The bot was in the 80th percentile of performance, around the same level as a first-year associate at the hedge fund.
The co-CIO of Bridgewater Associates seems pretty impressed with the investment acumen of OpenAI’s ChatGPT artificial intelligence tool.
Greg Jensen, co-CIO of the world’s biggest hedge fund, told Bloomberg that ChatGPT was able to pass its investment associate test, and that the power of the buzzy AI chatbot is like having “millions” of junior staffers working all at once.
Speaking on the Odd Lots podcast, Jensen – who’s flagged AI as a major interest for Bridgewater well before ChatGPT’s viral craze – said the hedge fund was now experimenting with machine learning AI in its trading strategies.
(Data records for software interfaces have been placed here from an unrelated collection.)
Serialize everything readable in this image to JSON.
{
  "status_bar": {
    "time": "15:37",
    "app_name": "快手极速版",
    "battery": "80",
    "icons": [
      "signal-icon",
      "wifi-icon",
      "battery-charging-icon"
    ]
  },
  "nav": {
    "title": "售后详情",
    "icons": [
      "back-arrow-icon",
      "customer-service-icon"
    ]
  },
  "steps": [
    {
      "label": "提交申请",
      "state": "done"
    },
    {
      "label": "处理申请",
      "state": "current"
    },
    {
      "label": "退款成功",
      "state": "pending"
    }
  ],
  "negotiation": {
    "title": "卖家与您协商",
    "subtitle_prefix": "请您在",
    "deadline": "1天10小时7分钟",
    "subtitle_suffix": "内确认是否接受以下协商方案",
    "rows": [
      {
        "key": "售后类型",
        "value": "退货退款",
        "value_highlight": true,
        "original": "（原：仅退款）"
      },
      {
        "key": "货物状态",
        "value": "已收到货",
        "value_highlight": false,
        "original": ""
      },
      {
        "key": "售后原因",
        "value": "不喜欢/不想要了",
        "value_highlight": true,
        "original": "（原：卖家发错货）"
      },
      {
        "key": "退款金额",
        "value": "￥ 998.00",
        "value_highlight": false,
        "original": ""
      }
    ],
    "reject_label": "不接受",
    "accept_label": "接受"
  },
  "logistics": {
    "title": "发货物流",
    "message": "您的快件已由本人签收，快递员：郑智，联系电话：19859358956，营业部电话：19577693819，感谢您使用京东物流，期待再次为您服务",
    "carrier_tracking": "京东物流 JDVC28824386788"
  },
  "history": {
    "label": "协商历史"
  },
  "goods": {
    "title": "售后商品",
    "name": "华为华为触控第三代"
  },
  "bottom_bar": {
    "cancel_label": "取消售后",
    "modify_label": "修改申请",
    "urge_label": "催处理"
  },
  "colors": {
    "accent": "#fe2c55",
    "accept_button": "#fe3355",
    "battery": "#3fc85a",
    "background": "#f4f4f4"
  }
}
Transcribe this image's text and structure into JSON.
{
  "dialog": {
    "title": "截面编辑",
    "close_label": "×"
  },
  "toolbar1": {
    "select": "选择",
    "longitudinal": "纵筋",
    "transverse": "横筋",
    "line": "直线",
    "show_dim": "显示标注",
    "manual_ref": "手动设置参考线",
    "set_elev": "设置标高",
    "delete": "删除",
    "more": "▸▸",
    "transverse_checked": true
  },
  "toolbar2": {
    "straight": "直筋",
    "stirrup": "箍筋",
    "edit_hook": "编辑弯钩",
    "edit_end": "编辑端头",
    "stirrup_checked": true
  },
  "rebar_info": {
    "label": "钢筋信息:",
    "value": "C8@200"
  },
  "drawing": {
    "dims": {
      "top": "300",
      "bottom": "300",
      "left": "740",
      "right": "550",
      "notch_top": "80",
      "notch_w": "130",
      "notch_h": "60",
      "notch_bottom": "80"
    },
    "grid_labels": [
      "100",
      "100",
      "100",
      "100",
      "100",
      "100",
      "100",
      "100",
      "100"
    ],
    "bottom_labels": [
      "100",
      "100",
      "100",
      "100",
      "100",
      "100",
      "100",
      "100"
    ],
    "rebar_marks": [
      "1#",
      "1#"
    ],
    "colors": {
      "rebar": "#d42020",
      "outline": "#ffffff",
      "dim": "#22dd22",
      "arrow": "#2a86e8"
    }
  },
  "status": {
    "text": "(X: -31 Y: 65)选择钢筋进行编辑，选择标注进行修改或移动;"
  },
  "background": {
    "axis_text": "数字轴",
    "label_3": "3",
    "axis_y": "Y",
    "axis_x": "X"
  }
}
Bots like ChatGPT have already performed well on Bridgewater’s internal tests for investments associates, Jensen said. ChatGPT 3.5, the most well-known version of the AI large language model, scored at the level of a first-year associate at the firm, landing in the 80th percentile of all test takers.
Though the chatbot isn’t perfect, its strong performance reflects a significant amount of brainpower, Jensen said, who equated ChatGPT’s abilities to having an army of investment associates.
“Because all of sudden if you have an 80th percentile investment associate, technologically, you have millions of them at once. And if you have the ability to control their hallucinations and their errors by having a rigorous statistical backdrop, you could do a tremendous amount at a rapid rate. And that’s really what we’re doing in our lab and proving out that process can work,” he said.
Major issues largely revolve around ChatGPT’s tendency to give inaccurate information, Jensen said, calling some of the bots’ answers outright “hallucinations.”
He suggested the AI bot was unlikely to fully replace human employees anytime soon, though Bridgewater is working on a fund primarily run by “machine learning techniques,” Jensen said, adding that the firm was trying to pair ChatGPT with other statistical and AI models to improve its predictive capabilities.
“You still need – for as far foreseeable future – you’re going to want people around that, working on those things,” Jensen said, noting there was a greater need for “flexible generalists” who were able to utilize “whatever tools are necessary” to meet a goal.
Wall Street has been eyeing ChatGPT’s role as a potential investment advisor, though most experts agree more work needs to be done on the language model before it dispenses truly reliable investment advice.
At the moment, the bot can only generate “first-level” responses and is incapable of applying knowledge to specific situations, according to Morningstar Investment Management’s CIO.